*Task directions*: Determine how many lines of the listing below hold the string "Valkyrie". Reply only with the number.

┌────────

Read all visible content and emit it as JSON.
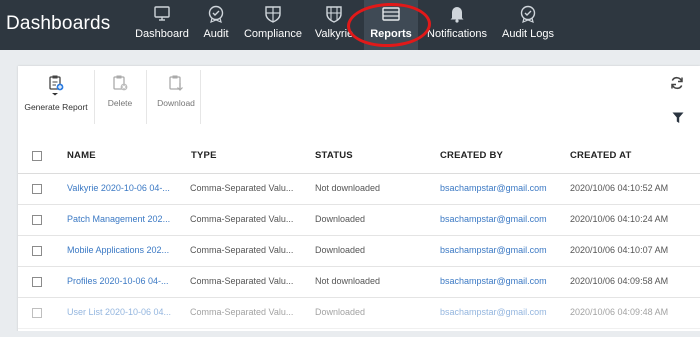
{
  "brand": "Dashboards",
  "nav": [
    {
      "label": "Dashboard",
      "icon": "monitor-icon"
    },
    {
      "label": "Audit",
      "icon": "audit-badge-icon"
    },
    {
      "label": "Compliance",
      "icon": "shield-grid-icon"
    },
    {
      "label": "Valkyrie",
      "icon": "shield-grid-icon"
    },
    {
      "label": "Reports",
      "icon": "tray-icon",
      "active": true
    },
    {
      "label": "Notifications",
      "icon": "bell-icon"
    },
    {
      "label": "Audit Logs",
      "icon": "audit-badge-icon"
    }
  ],
  "toolbar": {
    "generate": "Generate Report",
    "delete": "Delete",
    "download": "Download"
  },
  "table": {
    "headers": {
      "name": "NAME",
      "type": "TYPE",
      "status": "STATUS",
      "created_by": "CREATED BY",
      "created_at": "CREATED AT"
    },
    "rows": [
      {
        "name": "Valkyrie 2020-10-06 04-...",
        "type": "Comma-Separated Valu...",
        "status": "Not downloaded",
        "created_by": "bsachampstar@gmail.com",
        "created_at": "2020/10/06 04:10:52 AM"
      },
      {
        "name": "Patch Management 202...",
        "type": "Comma-Separated Valu...",
        "status": "Downloaded",
        "created_by": "bsachampstar@gmail.com",
        "created_at": "2020/10/06 04:10:24 AM"
      },
      {
        "name": "Mobile Applications 202...",
        "type": "Comma-Separated Valu...",
        "status": "Downloaded",
        "created_by": "bsachampstar@gmail.com",
        "created_at": "2020/10/06 04:10:07 AM"
      },
      {
        "name": "Profiles 2020-10-06 04-...",
        "type": "Comma-Separated Valu...",
        "status": "Not downloaded",
        "created_by": "bsachampstar@gmail.com",
        "created_at": "2020/10/06 04:09:58 AM"
      },
      {
        "name": "User List 2020-10-06 04...",
        "type": "Comma-Separated Valu...",
        "status": "Downloaded",
        "created_by": "bsachampstar@gmail.com",
        "created_at": "2020/10/06 04:09:48 AM"
      }
    ]
  },
  "colors": {
    "topbar": "#2e3740",
    "link": "#3b79c4",
    "highlight": "#e11919"
  }
}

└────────

*Solution to this problem*: 2